Extracted data entries:
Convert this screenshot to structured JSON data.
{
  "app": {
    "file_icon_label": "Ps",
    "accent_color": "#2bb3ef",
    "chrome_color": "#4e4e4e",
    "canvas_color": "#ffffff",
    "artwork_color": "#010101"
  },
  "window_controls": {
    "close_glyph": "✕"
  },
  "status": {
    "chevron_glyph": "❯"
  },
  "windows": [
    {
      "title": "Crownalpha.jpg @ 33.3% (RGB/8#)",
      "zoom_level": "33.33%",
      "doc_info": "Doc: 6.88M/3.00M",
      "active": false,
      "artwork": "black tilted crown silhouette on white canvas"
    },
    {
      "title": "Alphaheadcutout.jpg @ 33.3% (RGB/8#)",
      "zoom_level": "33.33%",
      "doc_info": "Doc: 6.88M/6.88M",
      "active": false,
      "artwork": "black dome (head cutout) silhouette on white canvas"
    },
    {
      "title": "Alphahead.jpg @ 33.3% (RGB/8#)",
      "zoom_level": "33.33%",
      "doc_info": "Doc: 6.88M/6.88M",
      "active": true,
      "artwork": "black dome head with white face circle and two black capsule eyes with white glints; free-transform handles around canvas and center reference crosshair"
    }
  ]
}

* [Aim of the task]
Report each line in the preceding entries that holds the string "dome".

* [Response to this exercise]
      "artwork": "black dome (head cutout) silhouette on white canvas"
      "artwork": "black dome head with white face circle and two black capsule eyes with white glints; free-transform handles around canvas and center reference crosshair"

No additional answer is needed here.